The Trust, which cares for 12,000 of the city’s most vulnerable people, was formed as one of only five mental health and social care NHS organisations in the country.
It offers a wide range of treatments for patients in hospitals and the wider community and is supported by service users such as MUN, which seek to represent user views and campaign over issues made by external agencies.
The group acts as an advocacy service for individuals and groups of users and ex-users of psychiatric services in Manchester and actively campaigns to ensure patients’ voices are heard in the planning, provision and evaluation of psychiatric services.

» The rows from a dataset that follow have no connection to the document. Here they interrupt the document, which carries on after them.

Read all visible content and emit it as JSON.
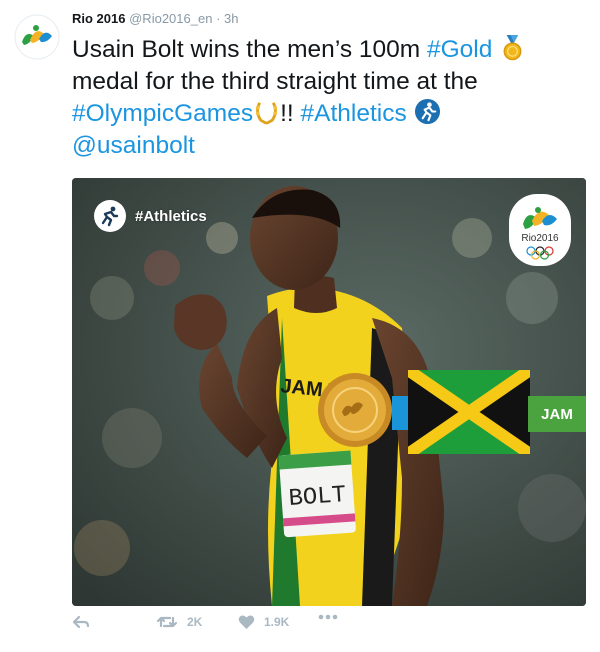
{
  "tweet": {
    "author_name": "Rio 2016",
    "author_handle": "@Rio2016_en",
    "separator": "·",
    "time": "3h",
    "text_parts": {
      "p1": "Usain Bolt wins the men’s 100m ",
      "hashtag_gold": "#Gold",
      "p2": " medal for the third straight time at the ",
      "hashtag_olympic": "#OlympicGames",
      "p3": "!! ",
      "hashtag_athletics": "#Athletics",
      "mention": "@usainbolt"
    }
  },
  "media": {
    "badge_label": "#Athletics",
    "bib_text": "BOLT",
    "jersey_text": "JAMAICA",
    "country_code": "JAM",
    "logo_text": "Rio2016"
  },
  "actions": {
    "reply_icon": "reply-icon",
    "retweet_icon": "retweet-icon",
    "retweet_count": "2K",
    "like_icon": "heart-icon",
    "like_count": "1.9K",
    "more_icon": "more-icon"
  },
  "colors": {
    "link": "#1b95e0",
    "meta": "#8899a6",
    "action": "#aab8c2",
    "jam_green": "#4aa33f",
    "jersey_yellow": "#f2d21c"
  }
}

In letters shown to MM, MUN members said they are now expected to obtain permission to enter the Trust’s offices every day, provide a breakdown of activity, and hand in any identification relating to the Trust whilst a review of voluntary service and patient involvement activity is undertaken.
All members have been required to return any official identification and must obtain permission for administrative duties, such as photocopying.

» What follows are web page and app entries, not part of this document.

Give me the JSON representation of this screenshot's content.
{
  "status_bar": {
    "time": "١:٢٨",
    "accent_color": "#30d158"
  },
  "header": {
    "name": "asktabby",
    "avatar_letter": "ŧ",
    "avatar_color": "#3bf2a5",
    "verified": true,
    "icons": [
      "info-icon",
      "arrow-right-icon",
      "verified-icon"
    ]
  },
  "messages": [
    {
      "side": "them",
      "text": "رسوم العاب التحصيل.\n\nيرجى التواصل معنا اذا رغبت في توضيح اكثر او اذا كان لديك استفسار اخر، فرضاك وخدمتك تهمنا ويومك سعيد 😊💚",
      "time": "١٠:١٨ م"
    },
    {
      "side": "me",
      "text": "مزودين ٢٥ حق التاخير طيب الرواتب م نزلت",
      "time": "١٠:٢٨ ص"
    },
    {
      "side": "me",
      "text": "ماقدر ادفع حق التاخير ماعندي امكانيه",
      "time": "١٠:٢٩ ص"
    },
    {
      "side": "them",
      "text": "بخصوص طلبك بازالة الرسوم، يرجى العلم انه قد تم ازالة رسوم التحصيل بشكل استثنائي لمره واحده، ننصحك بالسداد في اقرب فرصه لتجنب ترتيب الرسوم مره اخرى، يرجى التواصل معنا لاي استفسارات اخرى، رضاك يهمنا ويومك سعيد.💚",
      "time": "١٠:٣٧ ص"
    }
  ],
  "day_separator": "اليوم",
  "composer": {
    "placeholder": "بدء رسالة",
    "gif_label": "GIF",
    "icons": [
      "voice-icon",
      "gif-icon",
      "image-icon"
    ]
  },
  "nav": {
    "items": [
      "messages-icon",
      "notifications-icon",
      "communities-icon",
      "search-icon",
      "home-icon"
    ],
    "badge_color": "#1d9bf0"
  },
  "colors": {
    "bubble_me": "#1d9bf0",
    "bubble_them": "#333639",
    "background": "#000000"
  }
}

Furthermore, some members have been paying for group expenses from their private benefits, due to the impact of the Trust’s expenses policy.
The information also disclosed that the Trust is accused of carrying out numerous examples of service closures without proper notice or consultation from affected service users, despite unanimous opposition.
One source claimed that ‘other service users are also unhappy with the Trust’s approach to service user involvement and are disturbed by the failure to develop a constructive working relationship with MUN’.
The Trust has confirmed that the letter was corporately approved prior to its issue but did not respond to requests asking if this included all board executives and non-executives.
MUN has complained that the formal letters from the Trust are an ‘blatant attempt to control group members, following previous disputes’:
“It appears that MMHSCT have, in their frustration in dealing with MUN, have lost sight of the fact that these are users of service, doing their best to represent their views in world where their services are being cut, their benefits are being cut, and often they are demonised in the media.”
“MUN is a group of users who are concerned about patient care, patients’ rights, and patients’ quality of life and have a long history of speaking out about these issues, even when they are uncomfortable for the Trust to hear.
“This exactly the sort of group, had they been present at Stoke Mandeville, Leeds General or Broadmoor, that would have provided a route for patients to raise concern.”
In one letter, a mental health worker says he was urged to write to the Trust after seeing the impact of the Trust’s behaviour on the mental health of MUN members.
”Indeed this kind of unfairness or failure to apply ‘natural justice’ or apply the normal checks and balances when resolving disputes between MUN and the Trust is the key issue in the breakdown of the relationship between MUN and [name redacted],” they added.
The campaign group claim the Trust is incorrectly applying new guidelines following the Lampard Report, a review providing recommendations for protecting patients following 2012’s Jimmy Saville revelations.
It was mainly aimed at looking at the role of volunteers and celebrities doing NHS work or fundraising in hospital settings, ensuring they were subject to the same safeguarding checks as staff.
In a statement released to MM, the Trust wholly rejected all these claims: “The MUN do extremely valuable work and there isn’t a dispute.
“However, it is of the utmost importance that the Trust ensures its safeguarding processes are followed and we need to ensure the right governance processes are in place to protect patients and to support volunteers, service users and carers.
“This is in the best interest of all our service users, as well as protecting MUN themselves.
“We continue to work closely with all service user and carer representatives from all service user and carer groups, and discussions continue with MUN as part of this process.
“The Trust regards the implementation will be a positive step for all involved because there will be improved engagement and interaction.
“The Trust does not consider the relationship to have broken down, and continue to liaise with MUN and carers on a regular and frequent basis.”
Image courtesy of Greater Manchester West Mental Health NHS Foundation Trust, via YouTube, with thanks.